Material for this exercise »

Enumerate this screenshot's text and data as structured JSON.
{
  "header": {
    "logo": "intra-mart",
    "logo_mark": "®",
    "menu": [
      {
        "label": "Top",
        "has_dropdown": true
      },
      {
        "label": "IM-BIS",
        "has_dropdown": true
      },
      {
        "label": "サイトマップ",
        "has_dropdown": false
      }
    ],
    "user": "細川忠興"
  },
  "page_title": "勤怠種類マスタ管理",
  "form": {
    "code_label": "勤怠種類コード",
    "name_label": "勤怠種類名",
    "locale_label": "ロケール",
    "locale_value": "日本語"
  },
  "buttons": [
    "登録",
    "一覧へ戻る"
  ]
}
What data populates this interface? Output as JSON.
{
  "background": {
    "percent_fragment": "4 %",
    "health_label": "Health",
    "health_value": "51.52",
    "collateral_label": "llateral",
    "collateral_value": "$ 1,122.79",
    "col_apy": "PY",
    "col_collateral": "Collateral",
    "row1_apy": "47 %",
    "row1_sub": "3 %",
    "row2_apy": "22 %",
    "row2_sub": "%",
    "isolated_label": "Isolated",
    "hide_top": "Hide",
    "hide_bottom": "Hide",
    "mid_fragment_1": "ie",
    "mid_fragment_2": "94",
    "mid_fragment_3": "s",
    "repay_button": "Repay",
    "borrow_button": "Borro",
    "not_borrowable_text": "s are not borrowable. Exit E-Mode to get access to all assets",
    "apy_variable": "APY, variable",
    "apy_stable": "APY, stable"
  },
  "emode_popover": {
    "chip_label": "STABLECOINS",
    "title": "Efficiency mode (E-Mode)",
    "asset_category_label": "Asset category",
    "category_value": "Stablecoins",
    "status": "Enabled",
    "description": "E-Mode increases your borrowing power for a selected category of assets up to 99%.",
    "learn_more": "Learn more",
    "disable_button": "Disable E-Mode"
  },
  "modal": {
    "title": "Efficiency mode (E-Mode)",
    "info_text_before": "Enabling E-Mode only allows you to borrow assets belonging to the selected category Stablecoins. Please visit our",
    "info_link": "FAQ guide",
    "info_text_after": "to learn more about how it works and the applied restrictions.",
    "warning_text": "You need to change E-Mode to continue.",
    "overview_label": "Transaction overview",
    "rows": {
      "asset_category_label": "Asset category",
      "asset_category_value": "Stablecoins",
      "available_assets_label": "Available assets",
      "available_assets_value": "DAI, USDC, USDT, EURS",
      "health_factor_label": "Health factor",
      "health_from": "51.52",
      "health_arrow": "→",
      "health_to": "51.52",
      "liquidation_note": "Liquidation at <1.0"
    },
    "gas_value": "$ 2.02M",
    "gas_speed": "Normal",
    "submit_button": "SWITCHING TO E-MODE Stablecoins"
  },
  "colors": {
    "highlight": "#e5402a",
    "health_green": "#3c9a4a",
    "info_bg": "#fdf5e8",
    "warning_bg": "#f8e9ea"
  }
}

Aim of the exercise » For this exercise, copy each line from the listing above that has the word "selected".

Written solution »
    "description": "E-Mode increases your borrowing power for a selected category of assets up to 99%.",
    "info_text_before": "Enabling E-Mode only allows you to borrow assets belonging to the selected category Stablecoins. Please visit our",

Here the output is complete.